_What is required_
Copy the data as given. No line may be skipped.

Collected data entries:

....

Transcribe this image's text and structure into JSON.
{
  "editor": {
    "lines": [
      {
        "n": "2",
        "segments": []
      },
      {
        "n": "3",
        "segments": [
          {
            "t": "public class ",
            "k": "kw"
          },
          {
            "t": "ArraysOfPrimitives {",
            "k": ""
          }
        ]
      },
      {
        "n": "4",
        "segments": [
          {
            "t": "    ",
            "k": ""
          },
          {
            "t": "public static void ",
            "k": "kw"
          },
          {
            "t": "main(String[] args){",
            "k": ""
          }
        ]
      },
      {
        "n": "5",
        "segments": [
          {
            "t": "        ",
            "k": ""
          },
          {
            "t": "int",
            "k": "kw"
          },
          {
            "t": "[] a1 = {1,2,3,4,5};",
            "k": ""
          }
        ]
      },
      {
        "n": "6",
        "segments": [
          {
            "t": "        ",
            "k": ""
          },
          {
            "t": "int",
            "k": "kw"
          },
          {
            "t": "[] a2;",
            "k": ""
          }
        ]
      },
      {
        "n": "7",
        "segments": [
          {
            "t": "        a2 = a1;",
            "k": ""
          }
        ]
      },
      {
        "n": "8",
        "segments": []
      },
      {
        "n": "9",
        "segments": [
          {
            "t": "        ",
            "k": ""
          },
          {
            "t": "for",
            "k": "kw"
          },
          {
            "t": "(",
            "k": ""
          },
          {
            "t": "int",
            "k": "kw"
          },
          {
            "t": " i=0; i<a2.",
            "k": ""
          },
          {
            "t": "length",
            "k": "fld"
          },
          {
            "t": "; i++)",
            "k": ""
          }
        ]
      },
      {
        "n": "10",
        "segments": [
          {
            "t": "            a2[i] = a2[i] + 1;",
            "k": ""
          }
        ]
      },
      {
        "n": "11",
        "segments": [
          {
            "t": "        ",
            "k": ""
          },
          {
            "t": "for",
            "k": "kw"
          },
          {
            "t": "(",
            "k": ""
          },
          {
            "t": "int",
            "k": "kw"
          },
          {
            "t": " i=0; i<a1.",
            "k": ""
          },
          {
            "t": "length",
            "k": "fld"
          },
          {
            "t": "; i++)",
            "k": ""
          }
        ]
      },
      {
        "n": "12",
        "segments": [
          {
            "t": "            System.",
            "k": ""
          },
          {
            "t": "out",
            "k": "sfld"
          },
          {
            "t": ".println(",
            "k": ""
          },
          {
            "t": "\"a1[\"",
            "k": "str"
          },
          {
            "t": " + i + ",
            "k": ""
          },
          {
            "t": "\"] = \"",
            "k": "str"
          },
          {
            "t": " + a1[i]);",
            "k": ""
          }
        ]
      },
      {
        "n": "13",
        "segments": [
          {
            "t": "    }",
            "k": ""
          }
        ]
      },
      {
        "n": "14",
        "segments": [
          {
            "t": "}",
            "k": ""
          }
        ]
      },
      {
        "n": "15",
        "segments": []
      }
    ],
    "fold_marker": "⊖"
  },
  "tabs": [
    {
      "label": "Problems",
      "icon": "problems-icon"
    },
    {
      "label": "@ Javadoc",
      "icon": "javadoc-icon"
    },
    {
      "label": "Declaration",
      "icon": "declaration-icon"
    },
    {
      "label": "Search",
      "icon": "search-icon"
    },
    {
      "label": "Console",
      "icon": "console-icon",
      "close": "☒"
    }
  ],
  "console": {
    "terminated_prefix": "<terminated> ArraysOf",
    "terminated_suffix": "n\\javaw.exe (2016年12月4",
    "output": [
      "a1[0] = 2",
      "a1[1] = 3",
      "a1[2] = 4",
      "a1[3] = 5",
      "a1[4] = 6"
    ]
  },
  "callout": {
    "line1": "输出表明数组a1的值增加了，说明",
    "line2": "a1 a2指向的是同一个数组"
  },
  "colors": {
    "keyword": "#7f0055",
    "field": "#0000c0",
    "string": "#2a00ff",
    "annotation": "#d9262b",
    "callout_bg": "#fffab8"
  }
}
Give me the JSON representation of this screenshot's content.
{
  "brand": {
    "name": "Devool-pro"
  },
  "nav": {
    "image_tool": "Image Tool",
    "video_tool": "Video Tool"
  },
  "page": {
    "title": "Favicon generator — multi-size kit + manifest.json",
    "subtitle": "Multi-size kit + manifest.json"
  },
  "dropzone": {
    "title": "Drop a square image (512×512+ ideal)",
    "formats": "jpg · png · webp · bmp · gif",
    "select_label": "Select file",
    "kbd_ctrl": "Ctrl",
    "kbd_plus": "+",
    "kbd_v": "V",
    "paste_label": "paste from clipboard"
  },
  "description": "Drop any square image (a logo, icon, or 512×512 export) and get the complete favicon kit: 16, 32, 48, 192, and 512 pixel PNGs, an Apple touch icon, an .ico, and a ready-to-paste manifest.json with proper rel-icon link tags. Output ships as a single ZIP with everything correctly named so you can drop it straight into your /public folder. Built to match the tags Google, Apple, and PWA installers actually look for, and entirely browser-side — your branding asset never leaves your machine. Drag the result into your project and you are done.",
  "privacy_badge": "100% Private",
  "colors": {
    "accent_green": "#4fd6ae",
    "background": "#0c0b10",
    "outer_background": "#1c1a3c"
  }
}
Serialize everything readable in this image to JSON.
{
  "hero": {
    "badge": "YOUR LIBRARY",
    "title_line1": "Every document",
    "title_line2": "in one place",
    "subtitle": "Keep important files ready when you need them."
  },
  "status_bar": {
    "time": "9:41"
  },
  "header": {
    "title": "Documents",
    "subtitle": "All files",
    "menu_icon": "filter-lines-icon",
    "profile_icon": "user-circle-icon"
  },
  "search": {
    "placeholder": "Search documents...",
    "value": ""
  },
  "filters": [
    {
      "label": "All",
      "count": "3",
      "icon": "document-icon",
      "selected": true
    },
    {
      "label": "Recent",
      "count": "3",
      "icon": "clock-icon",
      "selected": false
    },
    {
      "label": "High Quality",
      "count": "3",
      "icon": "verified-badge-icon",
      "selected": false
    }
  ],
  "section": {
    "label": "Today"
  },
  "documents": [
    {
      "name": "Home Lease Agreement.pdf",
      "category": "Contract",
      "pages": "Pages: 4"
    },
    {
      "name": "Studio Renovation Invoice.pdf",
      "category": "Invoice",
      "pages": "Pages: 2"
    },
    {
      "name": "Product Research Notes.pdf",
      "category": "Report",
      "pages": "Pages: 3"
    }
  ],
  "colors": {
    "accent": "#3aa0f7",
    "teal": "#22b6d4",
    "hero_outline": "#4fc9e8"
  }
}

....

_Answer to the exercise_
Transcribe this image's text and structure into JSON.
{
  "editor": {
    "lines": [
      {
        "n": "2",
        "segments": []
      },
      {
        "n": "3",
        "segments": [
          {
            "t": "public class ",
            "k": "kw"
          },
          {
            "t": "ArraysOfPrimitives {",
            "k": ""
          }
        ]
      },
      {
        "n": "4",
        "segments": [
          {
            "t": "    ",
            "k": ""
          },
          {
            "t": "public static void ",
            "k": "kw"
          },
          {
            "t": "main(String[] args){",
            "k": ""
          }
        ]
      },
      {
        "n": "5",
        "segments": [
          {
            "t": "        ",
            "k": ""
          },
          {
            "t": "int",
            "k": "kw"
          },
          {
            "t": "[] a1 = {1,2,3,4,5};",
            "k": ""
          }
        ]
      },
      {
        "n": "6",
        "segments": [
          {
            "t": "        ",
            "k": ""
          },
          {
            "t": "int",
            "k": "kw"
          },
          {
            "t": "[] a2;",
            "k": ""
          }
        ]
      },
      {
        "n": "7",
        "segments": [
          {
            "t": "        a2 = a1;",
            "k": ""
          }
        ]
      },
      {
        "n": "8",
        "segments": []
      },
      {
        "n": "9",
        "segments": [
          {
            "t": "        ",
            "k": ""
          },
          {
            "t": "for",
            "k": "kw"
          },
          {
            "t": "(",
            "k": ""
          },
          {
            "t": "int",
            "k": "kw"
          },
          {
            "t": " i=0; i<a2.",
            "k": ""
          },
          {
            "t": "length",
            "k": "fld"
          },
          {
            "t": "; i++)",
            "k": ""
          }
        ]
      },
      {
        "n": "10",
        "segments": [
          {
            "t": "            a2[i] = a2[i] + 1;",
            "k": ""
          }
        ]
      },
      {
        "n": "11",
        "segments": [
          {
            "t": "        ",
            "k": ""
          },
          {
            "t": "for",
            "k": "kw"
          },
          {
            "t": "(",
            "k": ""
          },
          {
            "t": "int",
            "k": "kw"
          },
          {
            "t": " i=0; i<a1.",
            "k": ""
          },
          {
            "t": "length",
            "k": "fld"
          },
          {
            "t": "; i++)",
            "k": ""
          }
        ]
      },
      {
        "n": "12",
        "segments": [
          {
            "t": "            System.",
            "k": ""
          },
          {
            "t": "out",
            "k": "sfld"
          },
          {
            "t": ".println(",
            "k": ""
          },
          {
            "t": "\"a1[\"",
            "k": "str"
          },
          {
            "t": " + i + ",
            "k": ""
          },
          {
            "t": "\"] = \"",
            "k": "str"
          },
          {
            "t": " + a1[i]);",
            "k": ""
          }
        ]
      },
      {
        "n": "13",
        "segments": [
          {
            "t": "    }",
            "k": ""
          }
        ]
      },
      {
        "n": "14",
        "segments": [
          {
            "t": "}",
            "k": ""
          }
        ]
      },
      {
        "n": "15",
        "segments": []
      }
    ],
    "fold_marker": "⊖"
  },
  "tabs": [
    {
      "label": "Problems",
      "icon": "problems-icon"
    },
    {
      "label": "@ Javadoc",
      "icon": "javadoc-icon"
    },
    {
      "label": "Declaration",
      "icon": "declaration-icon"
    },
    {
      "label": "Search",
      "icon": "search-icon"
    },
    {
      "label": "Console",
      "icon": "console-icon",
      "close": "☒"
    }
  ],
  "console": {
    "terminated_prefix": "<terminated> ArraysOf",
    "terminated_suffix": "n\\javaw.exe (2016年12月4",
    "output": [
      "a1[0] = 2",
      "a1[1] = 3",
      "a1[2] = 4",
      "a1[3] = 5",
      "a1[4] = 6"
    ]
  },
  "callout": {
    "line1": "输出表明数组a1的值增加了，说明",
    "line2": "a1 a2指向的是同一个数组"
  },
  "colors": {
    "keyword": "#7f0055",
    "field": "#0000c0",
    "string": "#2a00ff",
    "annotation": "#d9262b",
    "callout_bg": "#fffab8"
  }
}
Give me the JSON representation of this screenshot's content.
{
  "brand": {
    "name": "Devool-pro"
  },
  "nav": {
    "image_tool": "Image Tool",
    "video_tool": "Video Tool"
  },
  "page": {
    "title": "Favicon generator — multi-size kit + manifest.json",
    "subtitle": "Multi-size kit + manifest.json"
  },
  "dropzone": {
    "title": "Drop a square image (512×512+ ideal)",
    "formats": "jpg · png · webp · bmp · gif",
    "select_label": "Select file",
    "kbd_ctrl": "Ctrl",
    "kbd_plus": "+",
    "kbd_v": "V",
    "paste_label": "paste from clipboard"
  },
  "description": "Drop any square image (a logo, icon, or 512×512 export) and get the complete favicon kit: 16, 32, 48, 192, and 512 pixel PNGs, an Apple touch icon, an .ico, and a ready-to-paste manifest.json with proper rel-icon link tags. Output ships as a single ZIP with everything correctly named so you can drop it straight into your /public folder. Built to match the tags Google, Apple, and PWA installers actually look for, and entirely browser-side — your branding asset never leaves your machine. Drag the result into your project and you are done.",
  "privacy_badge": "100% Private",
  "colors": {
    "accent_green": "#4fd6ae",
    "background": "#0c0b10",
    "outer_background": "#1c1a3c"
  }
}
Serialize everything readable in this image to JSON.
{
  "hero": {
    "badge": "YOUR LIBRARY",
    "title_line1": "Every document",
    "title_line2": "in one place",
    "subtitle": "Keep important files ready when you need them."
  },
  "status_bar": {
    "time": "9:41"
  },
  "header": {
    "title": "Documents",
    "subtitle": "All files",
    "menu_icon": "filter-lines-icon",
    "profile_icon": "user-circle-icon"
  },
  "search": {
    "placeholder": "Search documents...",
    "value": ""
  },
  "filters": [
    {
      "label": "All",
      "count": "3",
      "icon": "document-icon",
      "selected": true
    },
    {
      "label": "Recent",
      "count": "3",
      "icon": "clock-icon",
      "selected": false
    },
    {
      "label": "High Quality",
      "count": "3",
      "icon": "verified-badge-icon",
      "selected": false
    }
  ],
  "section": {
    "label": "Today"
  },
  "documents": [
    {
      "name": "Home Lease Agreement.pdf",
      "category": "Contract",
      "pages": "Pages: 4"
    },
    {
      "name": "Studio Renovation Invoice.pdf",
      "category": "Invoice",
      "pages": "Pages: 2"
    },
    {
      "name": "Product Research Notes.pdf",
      "category": "Report",
      "pages": "Pages: 3"
    }
  ],
  "colors": {
    "accent": "#3aa0f7",
    "teal": "#22b6d4",
    "hero_outline": "#4fc9e8"
  }
}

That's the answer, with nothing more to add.